By Plane

Sicily is served by four airports: Palermo Falcone-Borsellino Airport (tel. 091-7020111; www.gesap.it) at Punta Raisi 31km (19 miles) west of the city, Trapani Vincenzo Florio Airport (tel. 0923-842502; www.airgest.it) at Birgi 15kms (9 miles) from Trapani, Catania Vincenzo Bellini Airport (tel. 095-7239111; www.aeroporto.catania.it), the third largest airport in Italy, at Fontanarossa 7km (4 1/2 miles) from the city center. The newest airport is in the town of Comiso in the region of Ragusa, Comiso Aeroporto (www.aeroportodicomiso.eu/en).

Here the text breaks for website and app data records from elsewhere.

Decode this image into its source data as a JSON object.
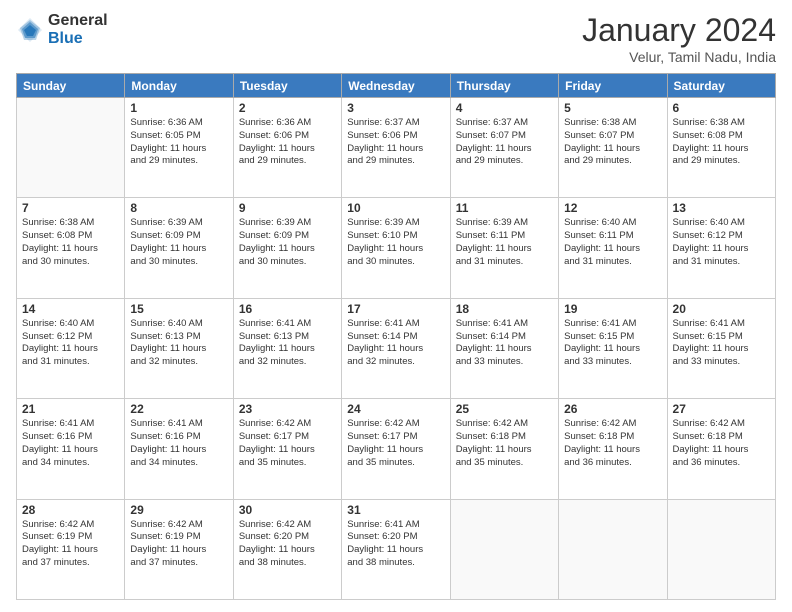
{
  "logo": {
    "general": "General",
    "blue": "Blue"
  },
  "title": "January 2024",
  "subtitle": "Velur, Tamil Nadu, India",
  "weekdays": [
    "Sunday",
    "Monday",
    "Tuesday",
    "Wednesday",
    "Thursday",
    "Friday",
    "Saturday"
  ],
  "weeks": [
    [
      {
        "day": "",
        "info": ""
      },
      {
        "day": "1",
        "info": "Sunrise: 6:36 AM\nSunset: 6:05 PM\nDaylight: 11 hours\nand 29 minutes."
      },
      {
        "day": "2",
        "info": "Sunrise: 6:36 AM\nSunset: 6:06 PM\nDaylight: 11 hours\nand 29 minutes."
      },
      {
        "day": "3",
        "info": "Sunrise: 6:37 AM\nSunset: 6:06 PM\nDaylight: 11 hours\nand 29 minutes."
      },
      {
        "day": "4",
        "info": "Sunrise: 6:37 AM\nSunset: 6:07 PM\nDaylight: 11 hours\nand 29 minutes."
      },
      {
        "day": "5",
        "info": "Sunrise: 6:38 AM\nSunset: 6:07 PM\nDaylight: 11 hours\nand 29 minutes."
      },
      {
        "day": "6",
        "info": "Sunrise: 6:38 AM\nSunset: 6:08 PM\nDaylight: 11 hours\nand 29 minutes."
      }
    ],
    [
      {
        "day": "7",
        "info": "Sunrise: 6:38 AM\nSunset: 6:08 PM\nDaylight: 11 hours\nand 30 minutes."
      },
      {
        "day": "8",
        "info": "Sunrise: 6:39 AM\nSunset: 6:09 PM\nDaylight: 11 hours\nand 30 minutes."
      },
      {
        "day": "9",
        "info": "Sunrise: 6:39 AM\nSunset: 6:09 PM\nDaylight: 11 hours\nand 30 minutes."
      },
      {
        "day": "10",
        "info": "Sunrise: 6:39 AM\nSunset: 6:10 PM\nDaylight: 11 hours\nand 30 minutes."
      },
      {
        "day": "11",
        "info": "Sunrise: 6:39 AM\nSunset: 6:11 PM\nDaylight: 11 hours\nand 31 minutes."
      },
      {
        "day": "12",
        "info": "Sunrise: 6:40 AM\nSunset: 6:11 PM\nDaylight: 11 hours\nand 31 minutes."
      },
      {
        "day": "13",
        "info": "Sunrise: 6:40 AM\nSunset: 6:12 PM\nDaylight: 11 hours\nand 31 minutes."
      }
    ],
    [
      {
        "day": "14",
        "info": "Sunrise: 6:40 AM\nSunset: 6:12 PM\nDaylight: 11 hours\nand 31 minutes."
      },
      {
        "day": "15",
        "info": "Sunrise: 6:40 AM\nSunset: 6:13 PM\nDaylight: 11 hours\nand 32 minutes."
      },
      {
        "day": "16",
        "info": "Sunrise: 6:41 AM\nSunset: 6:13 PM\nDaylight: 11 hours\nand 32 minutes."
      },
      {
        "day": "17",
        "info": "Sunrise: 6:41 AM\nSunset: 6:14 PM\nDaylight: 11 hours\nand 32 minutes."
      },
      {
        "day": "18",
        "info": "Sunrise: 6:41 AM\nSunset: 6:14 PM\nDaylight: 11 hours\nand 33 minutes."
      },
      {
        "day": "19",
        "info": "Sunrise: 6:41 AM\nSunset: 6:15 PM\nDaylight: 11 hours\nand 33 minutes."
      },
      {
        "day": "20",
        "info": "Sunrise: 6:41 AM\nSunset: 6:15 PM\nDaylight: 11 hours\nand 33 minutes."
      }
    ],
    [
      {
        "day": "21",
        "info": "Sunrise: 6:41 AM\nSunset: 6:16 PM\nDaylight: 11 hours\nand 34 minutes."
      },
      {
        "day": "22",
        "info": "Sunrise: 6:41 AM\nSunset: 6:16 PM\nDaylight: 11 hours\nand 34 minutes."
      },
      {
        "day": "23",
        "info": "Sunrise: 6:42 AM\nSunset: 6:17 PM\nDaylight: 11 hours\nand 35 minutes."
      },
      {
        "day": "24",
        "info": "Sunrise: 6:42 AM\nSunset: 6:17 PM\nDaylight: 11 hours\nand 35 minutes."
      },
      {
        "day": "25",
        "info": "Sunrise: 6:42 AM\nSunset: 6:18 PM\nDaylight: 11 hours\nand 35 minutes."
      },
      {
        "day": "26",
        "info": "Sunrise: 6:42 AM\nSunset: 6:18 PM\nDaylight: 11 hours\nand 36 minutes."
      },
      {
        "day": "27",
        "info": "Sunrise: 6:42 AM\nSunset: 6:18 PM\nDaylight: 11 hours\nand 36 minutes."
      }
    ],
    [
      {
        "day": "28",
        "info": "Sunrise: 6:42 AM\nSunset: 6:19 PM\nDaylight: 11 hours\nand 37 minutes."
      },
      {
        "day": "29",
        "info": "Sunrise: 6:42 AM\nSunset: 6:19 PM\nDaylight: 11 hours\nand 37 minutes."
      },
      {
        "day": "30",
        "info": "Sunrise: 6:42 AM\nSunset: 6:20 PM\nDaylight: 11 hours\nand 38 minutes."
      },
      {
        "day": "31",
        "info": "Sunrise: 6:41 AM\nSunset: 6:20 PM\nDaylight: 11 hours\nand 38 minutes."
      },
      {
        "day": "",
        "info": ""
      },
      {
        "day": "",
        "info": ""
      },
      {
        "day": "",
        "info": ""
      }
    ]
  ]
}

Direct flights from the U.S. to Sicily are non-existant at the time of this writing. However, there are a number of directing flights available through both Rome and Milan, plus a number of the British and Irish airports. We recommend the websites SkyScanner.net and Momondo.com for flight searches.

advertisement

By Car

If you're feeling particularly adventurous and have time it's also possible to drive from London to Palermo (allow at least 3 days for the journey), a distance of 1,822km (1,132 miles). Once across the channel, factor at least 24 hours of driving to the Italian border.

Rather than driving all through Italy, from here you could pick up a ferry from Genoa (Grandi Navi Veloci; www.gnv.it) which sails to Palermo in 20 hours.

By Train

For many visitors, especially backpackers, this is the most convenient way to reach Sicily from the Italian mainland. Depending on where you start your journey, and which category of train, the trip can take anywhere from 12 to 15 hours (Milan or Venice) or 9 to 12 hours (Rome or Naples). All trains from the mainland arrive at the port of Villa San Giovanni or Reggio Calabria, the toe of the Italian peninsula, and from there trains roll onto enormous barges for the 1-hour crossing to Messina. Trains either stop at Messina Centrale or continue on to Palermo, Catania, or Syracuse.

advertisement

For fares and information within Italy, call tel. 892021 or visit www.trenitalia.it, also available in English. Eurai passes don't really make sense for travel to Sicily, since you won't be using them much on the island itself.

By Boat & Ferry

As an island, Sicily is well linked via sea to mainland Italy. The major connection is from Villa San Giovanni in Calabria, the last mainland city approached before the ferry trip over to Messina, in eastern Sicily. Ferries (traghetti) depart frequently from Villa San Giovanni, making the trip of 12km (7 1/2 miles) across the straits. If you don't have a car, you can also make the crossing by hydrofoil (aliscafo) from Reggio Calabria, which is faster but does not allow passengers to stand outside during the trip. If you have time to spare, take the ferry, and watch the crossing from the deck.

advertisement

If you're already in Italy there are many options to choose from. Traghetti Lines (tel. 0565-912191; www.traghettilines.it) shows all the possible boat and ferry connections from mainland Italy, Sardinia, and Malta to Palermo, Catania, Messina, Trapani, and Pozzallo. Service to Palermo from Naples and Civitavecchia (Rome) is offered by SNAV (tel. 081-4285555; www.snav.it) while Ustica Lines (www.usticalines.it) handles service from Naples to the outer-lying islands (Ustica and the Egadi Islands). Grimaldi Lines (tel. 081-496444; www.grimaldi-lines.com) handles service from Livorno and Salerno to Palermo and Catania. Grandi Navi Veloci (tel. 010-2094591; www.gnv.it) sails from Genoa and Livorno Civitaveccia to Palermo. Departure times are always subjected to weather and sea conditions, so always call to ask for confirmation.

By Bus

Europe's major bus carrier, Eurolines (tel. 0870/514-3219 in London; www.eurolines.com) runs buses to Rome in 33 hours, with stops along the way. After that, you can take an Italian bus to Sicily. Buses leave England on Wednesday and Friday, heading for Milan and Rome.

advertisement

If you're in Rome and want to travel overland by bus into Sicily, you can book tickets at Segesta, Piazza della Repubblica (tel. 0935-565111; www.interbus.it). It has two departures daily from Rome's Piazza Tiburtina to Palermo; the trip takes 12 hours. The line also goes to Syracuse in southern Sicily in 11 hours.

Note: This information was accurate when it was published, but can change without notice. Please be sure to confirm all rates and details directly with the companies in question before planning your trip.